Allen subsequently gave birth to the babies 38 weeks into her pregnancy at Riverside Community Hospital in California. Doctors delivered the two boys via cesarean section. And, fortunately, everything went to plan when it came to the delivery. But in the days that followed the birth, things started to unravel for Allen.
The Chinese lady who had paid Allen to be a surrogate was present at the birth. However, the aspiring mom failed to honor part of the contract that she’d signed, which stated that Allen was entitled to spend an hour with the babies. Instead, the boys were taken away immediately after their birth before Allen could even see them.
So you can imagine Allen’s surprise when she finally got to see a picture of the “twins” sometime later.
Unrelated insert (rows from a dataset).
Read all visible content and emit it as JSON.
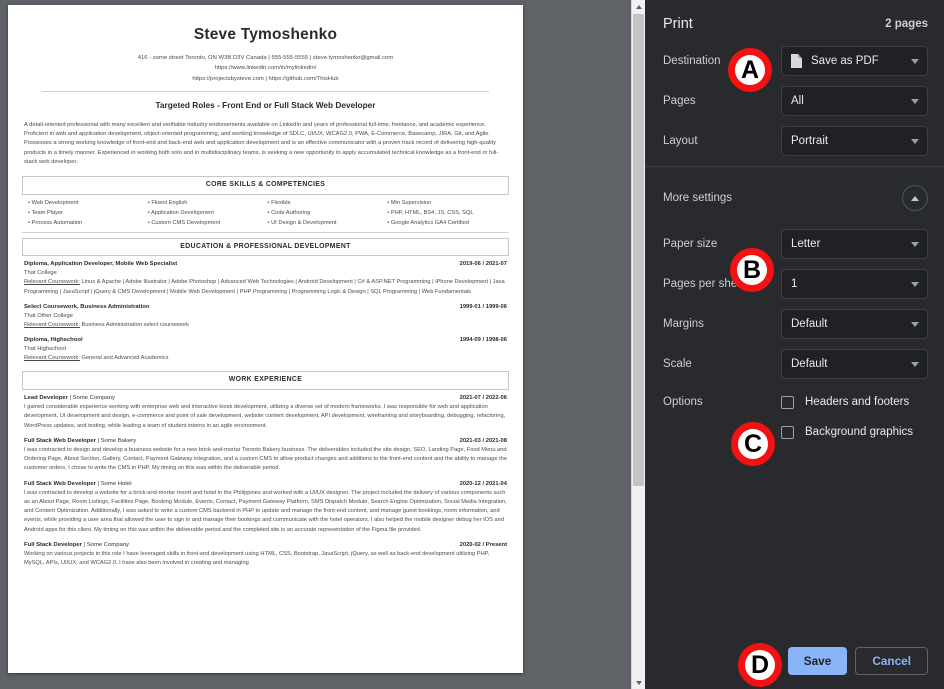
{
  "print_panel": {
    "title": "Print",
    "pages_count": "2 pages",
    "destination": {
      "label": "Destination",
      "value": "Save as PDF",
      "icon": "file-icon"
    },
    "pages": {
      "label": "Pages",
      "value": "All"
    },
    "layout": {
      "label": "Layout",
      "value": "Portrait"
    },
    "more_settings": {
      "label": "More settings",
      "icon": "chevron-up-icon"
    },
    "paper_size": {
      "label": "Paper size",
      "value": "Letter"
    },
    "pages_per_sheet": {
      "label": "Pages per sheet",
      "value": "1"
    },
    "margins": {
      "label": "Margins",
      "value": "Default"
    },
    "scale": {
      "label": "Scale",
      "value": "Default"
    },
    "options": {
      "label": "Options",
      "headers_and_footers": {
        "label": "Headers and footers",
        "checked": false
      },
      "background_graphics": {
        "label": "Background graphics",
        "checked": false
      }
    },
    "save_button": "Save",
    "cancel_button": "Cancel",
    "accent_color": "#8ab4f8",
    "panel_background": "#292a2d"
  },
  "annotations": {
    "color": "#f31111",
    "a": "A",
    "b": "B",
    "c": "C",
    "d": "D"
  },
  "document": {
    "name": "Steve Tymoshenko",
    "contact_line1": "416 - some street Toronto, ON W3B D3V Canada | 555-555-5555 | steve.tymoshenko@gmail.com",
    "contact_line2": "https://www.linkedin.com/in/mylinkedin/",
    "contact_line3": "https://projectsbysteve.com | https://github.com/ThisHub",
    "targeted_roles": "Targeted Roles - Front End or Full Stack Web Developer",
    "summary": "A detail-oriented professional with many excellent and verifiable industry endorsements available on LinkedIn and years of professional full-time, freelance, and academic experience. Proficient in web and application development, object-oriented programming, and working knowledge of SDLC, UI/UX, WCAG2.0, PWA, E-Commerce, Basecamp, JIRA, Git, and Agile. Possesses a strong working knowledge of front-end and back-end web and application development and is an effective communicator with a proven track record of delivering high-quality products in a timely manner. Experienced in working both solo and in multidisciplinary teams, is seeking a new opportunity to apply accumulated technical knowledge as a front-end or full-stack web developer.",
    "core_skills_heading": "CORE SKILLS & COMPETENCIES",
    "skills": [
      "• Web Development",
      "• Fluent English",
      "• Flexible",
      "• Min Supervision",
      "• Team Player",
      "• Application Development",
      "• Code Authoring",
      "• PHP, HTML, BS4, JS, CSS, SQL",
      "• Process Automation",
      "• Custom CMS Development",
      "• UI Design & Development",
      "• Google Analytics GA4 Certified"
    ],
    "education_heading": "EDUCATION & PROFESSIONAL DEVELOPMENT",
    "education": [
      {
        "title": "Diploma, Application Developer, Mobile Web Specialist",
        "date": "2019-06 / 2021-07",
        "org": "That College",
        "coursework_label": "Relevant Coursework:",
        "coursework": " Linux & Apache | Adobe Illustrator | Adobe Photoshop | Advanced Web Technologies | Android Development | C# & ASP.NET Programming | iPhone Development | Java Programming | JavaScript | jQuery & CMS Development | Mobile Web Development | PHP Programming | Programming Logic & Design | SQL Programming | Web Fundamentals"
      },
      {
        "title": "Select Coursework, Business Administration",
        "date": "1999-01 / 1999-06",
        "org": "That Other College",
        "coursework_label": "Relevant Coursework:",
        "coursework": " Business Administration select coursework"
      },
      {
        "title": "Diploma, Highschool",
        "date": "1994-09 / 1998-06",
        "org": "That Highschool",
        "coursework_label": "Relevant Coursework:",
        "coursework": " General and Advanced Academics"
      }
    ],
    "work_heading": "WORK EXPERIENCE",
    "work": [
      {
        "role": "Lead Developer",
        "company": " | Some Company",
        "date": "2021-07 / 2022-06",
        "desc": "I gained considerable experience working with enterprise web and interactive kiosk development, utilizing a diverse set of modern frameworks. I was responsible for web and application development, UI development and design, e-commerce and point of sale development, website content development, API development, wireframing and storyboarding, debugging, refactoring, WordPress updates, and testing, while leading a team of student interns in an agile environment."
      },
      {
        "role": "Full Stack Web Developer",
        "company": " | Some Bakery",
        "date": "2021-03 / 2021-08",
        "desc": "I was contracted to design and develop a business website for a new brick-and-mortar Toronto Bakery business. The deliverables included the site design, SEO, Landing Page, Food Menu and Ordering Page, About Section, Gallery, Contact, Payment Gateway integration, and a custom CMS to allow product changes and additions to the front-end content and the ability to manage the customer orders, I chose to write the CMS in PHP. My timing on this was within the deliverable period."
      },
      {
        "role": "Full Stack Web Developer",
        "company": " | Some Hotel",
        "date": "2020-12 / 2021-04",
        "desc": "I was contracted to develop a website for a brick-and-mortar resort and hotel in the Philippines and worked with a UI/UX designer. The project included the delivery of various components such as an About Page, Room Listings, Facilities Page, Booking Module, Events, Contact, Payment Gateway Platform, SMS Dispatch Module, Search Engine Optimization, Social Media Integration, and Content Optimization. Additionally, I was asked to write a custom CMS backend in PHP to update and manage the front-end content, and manage guest bookings, room information, and events, while providing a user area that allowed the user to sign in and manage their bookings and communicate with the hotel operators. I also helped the mobile designer debug her IOS and Android apps for this client. My timing on this was within the deliverable period and the completed site is an accurate representation of the Figma file provided."
      },
      {
        "role": "Full Stack Developer",
        "company": " | Some Company",
        "date": "2020-02 / Present",
        "desc": "Working on various projects in this role I have leveraged skills in front-end development using HTML, CSS, Bootstrap, JavaScript, jQuery, as well as back-end development utilizing PHP, MySQL, APIs, UI/UX, and WCAG2.0. I have also been involved in creating and managing"
      }
    ]
  }
}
Even as newborns, it was clear to see that the boys didn’t resemble one another at all. In fact, it looked like they each had different ethnicities.
“One, his skin tone was much fairer than the other. One looked full Chinese, the other didn’t look full Chinese,” Allen told People in November 2017. “It was very clear that they were not identical… but I didn’t ask questions.”
But while Allen was willing to hold her tongue for the time being, it turned out that the Chinese woman felt that something was amiss too. Less than one month after the babies’ birth, in fact, she messaged Allen with a picture of the babies, saying, “They are not the same, right? Have you thought about why they are different?”
Then, one week later, the concerned parties found themselves awaiting news on DNA tests. And the results were absolutely staggering. While one baby’s DNA matched that of the Chinese couple, the other had Allen and her husband’s genes.
It transpired that Allen had experienced what is known as superfetation. This rare event occurs when a woman continues to release eggs during her pregnancy. As a result, Allen was able to become pregnant with her own child while already carrying the surrogate baby.
And upon discovering that one of the boys was not theirs, the Chinese couple wanted nothing to do with him. Since they were his legal parents, however, they could put the child up for adoption without even consulting Allen and Jasper. Furthermore, the pair wanted as much as $22,000 in compensation.
But as Allen and Jasper had already spent the majority of their surrogacy payout on a new house, they couldn’t afford to pay any compensation. Their main focus, as it happens, was getting their son back before the Chinese couple – or the surrogacy agency – put him up for adoption. As a result, the parents embarked on a lengthy battle to bring their baby home.
Allen and Jasper therefore hired an attorney, who managed to get the surrogacy agency to reduce its compensation fee to zero. Then after three failed attempts at picking up their son, the couple finally reunited with him in February 2017. And, needless to say, it was a moment that the pair will never forget.
Allen and Jasper named their son Malachi. And nine months down the line, the baby was thriving with his biological family. “He’s beautiful, he’s healthy and his personality is hilarious,” Allen revealed to the New York Post. “He loves his big brothers, is learning to walk and is starting to speak.”
Not everything was peachy for Allen and Jasper, however, since their legal battles had left them in a lot of debt. Furthermore, they were yet to receive Malachi’s social security card or birth certificate. As a result, Allen vowed that she’d never volunteer as a surrogate again. In her interview with People, she even described her experience of trying to bring Malachi home as “a nightmare.”
Today, though, the family are just happy to have their son with them, where he belongs. “We wouldn’t be able to live with ourselves knowing that [Malachi] was out there in the care of someone else,” Allen explained to People. “Knowing that for the first two months of his brand new life that he was in the arms of strangers, that breaks my heart. It’s really heartbreaking.”